(Credit: Megan Zendek/Fourth Estate)
by Amina Benguedouar
A million dollar fund created to serve as a fallback for students at Mason is now open to applicants.
The Stay Mason Student Support Fund, previously called the Mason Access Initiative, is designed to help higher education become more accessible to Mason students.
Rodrigo Velasquez, president of Mason DREAMers, worked closely with administration in order to make the fund possible.
“Over the summer, meetings [between students and administration] were had, and Access Mason became Stay Mason, which is composed of different projects,” Velasquez said. “One is emergency funding for students who are at risk of leaving the university, and another big aspect of it is financial literacy.”
According to the program description on the University Life website, “Stay Mason assists George Mason students who are at risk of not continuing their education due to unexpected financial situations.”
Students are given the opportunity to receive one-time funding through a short application process. The application asks for contact information, answers to a few short questions and the individual’s story or reason for applying.
Each person’s situation is carefully considered by a committee before funds are awarded. Velasquez said funds will be granted based on the needs of each student and availability of funds.

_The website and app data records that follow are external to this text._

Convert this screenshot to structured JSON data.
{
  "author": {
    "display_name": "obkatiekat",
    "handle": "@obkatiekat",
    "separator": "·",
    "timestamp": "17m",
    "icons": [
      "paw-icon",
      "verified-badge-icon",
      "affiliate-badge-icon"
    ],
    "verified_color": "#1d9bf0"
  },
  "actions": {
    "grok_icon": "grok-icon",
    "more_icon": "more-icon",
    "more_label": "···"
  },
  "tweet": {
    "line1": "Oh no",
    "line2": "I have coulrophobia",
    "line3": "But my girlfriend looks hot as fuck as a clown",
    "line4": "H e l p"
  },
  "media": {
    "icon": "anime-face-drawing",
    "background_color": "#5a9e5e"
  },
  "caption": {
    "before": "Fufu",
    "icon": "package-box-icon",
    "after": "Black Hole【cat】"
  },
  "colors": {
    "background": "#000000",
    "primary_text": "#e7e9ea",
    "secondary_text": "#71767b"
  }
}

Students awarded funds will also take part in a financial literacy program. According to the University Life website, the program will give students and their families the opportunity to learn more about available financial resources and how they can make use of them.
Velasquez explained that “one of the biggest problems is not only are there limited financial resources, but students don’t know about financial resources that do exist.”
Students will not be asked to pay back the money they receive from Stay Mason. However, it is highly encouraged that they contribute to the fund once they are able to, either during or after their time at Mason, in order to keep the program running.
According to Velasquez, the administration has been working closely with GMU Student Power, Mason DREAMers and Student Government in order to make this fund as beneficial and accessible to students as possible ever since its approval by the Board of Visitors on May 6.
Conversations between students and administration began when GMU Student Power, as a part of the Virginia Power Network, held a speak-out in March regarding the rise of tuition prices. Administrators approached members of the group, and the two parties began to discuss possible solutions.
At the Board of Visitors meeting, a petition with approximately 800 signatures from students, faculty and staff was set forth.
“Several students attended the Board of Visitors meeting and presented the petition to show student support,” said Samantha Parsons, president of GMU Student Power.
Paula Suciu, a freshman neuroscience major who holds full responsibility of her own tuition fees, said it is comforting to know that a financial safety net exists.
“It’s reassuring to know we, as students, have some sort of support if something does happen,” Suciu said. “I think a lot of students will find [the fund] useful.”
For those who believe they are in a situation that requires Stay Mason’s aid, the application can be found on the University Life website.